“Healthcare costs are sky-rocketing!”
“The percentage of the U.S. GDP devoted to heath care costs is the highest in the world.”
“The cost of Medicare is unsustainable.”
For most of us, the cost of healthcare (i.e., the dollars required by the system to produce and deliver care) isn’t what brings us the most anxiety.
It’s when we’re patients or helping a loved one find care that so many of us are deeply concerned about the price of our healthcare: what we – personally, individually – pay to acquire the services, drugs and devices we need.

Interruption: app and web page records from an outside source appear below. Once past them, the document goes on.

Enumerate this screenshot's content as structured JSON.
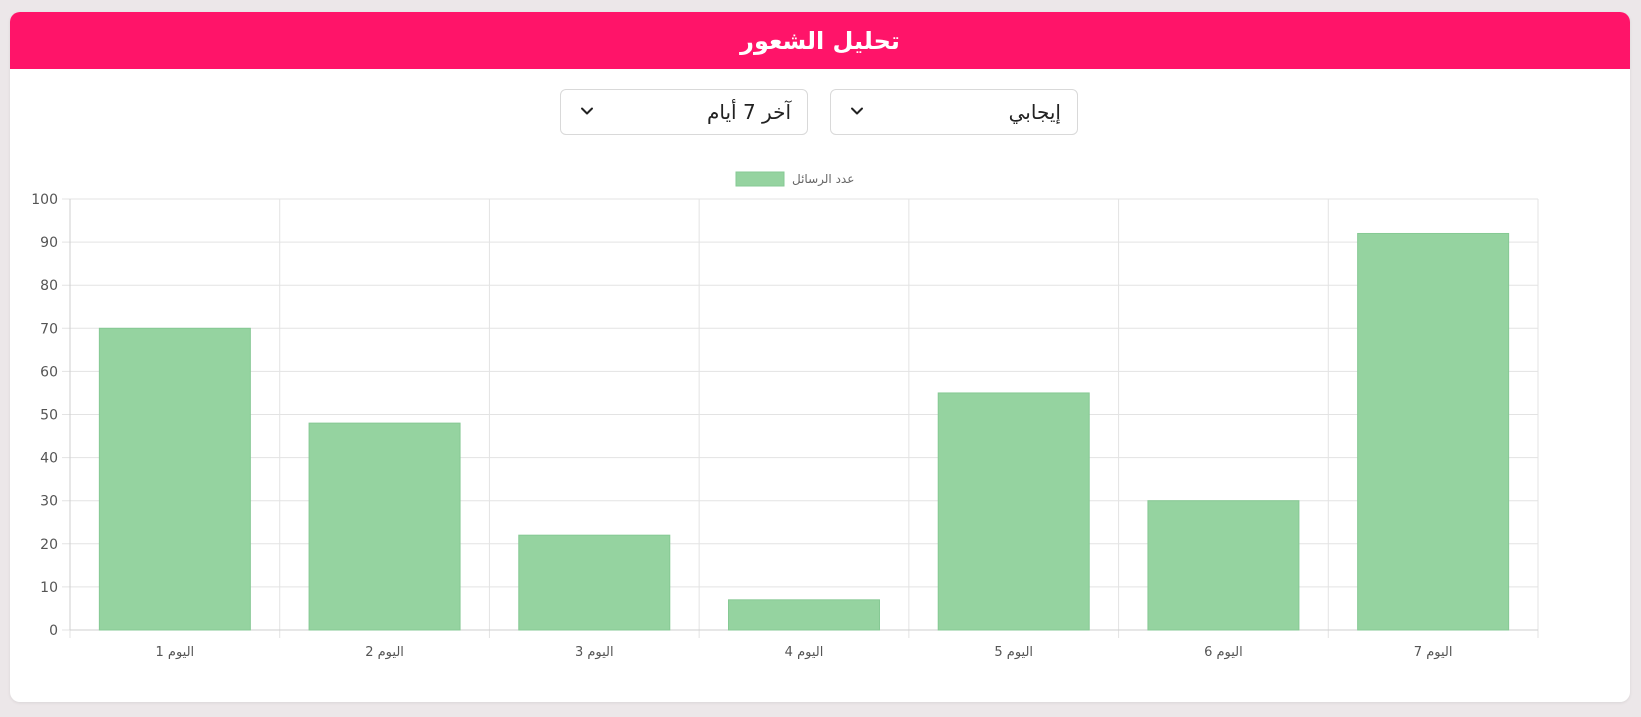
{
  "header": {
    "title": "تحليل الشعور"
  },
  "filters": {
    "sentiment": {
      "value": "إيجابي"
    },
    "time_range": {
      "value": "آخر 7 أيام"
    }
  },
  "colors": {
    "header_bg": "#ff1469",
    "bar_fill": "#95d3a0"
  },
  "chart_data": {
    "type": "bar",
    "categories": [
      "اليوم 1",
      "اليوم 2",
      "اليوم 3",
      "اليوم 4",
      "اليوم 5",
      "اليوم 6",
      "اليوم 7"
    ],
    "series": [
      {
        "name": "عدد الرسائل",
        "values": [
          70,
          48,
          22,
          7,
          55,
          30,
          92
        ]
      }
    ],
    "ylim": [
      0,
      100
    ],
    "yticks": [
      0,
      10,
      20,
      30,
      40,
      50,
      60,
      70,
      80,
      90,
      100
    ],
    "grid": true,
    "legend": "top-center"
  }
}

We hear news stories about people who delay needed care, split pills and skip treatments because they just can’t afford them. We hear that more of us are going to a retail clinic in a Walmart to check out a bad cough because of convenience and lower prices. We watch family members and neighbors slip into bankruptcy because they can’t pay the medical bills from their car accident or their cancer treatment. We see jars of pennies at the corner 7-11 with a sick child’s face and a plea for help with unpaid hospital care.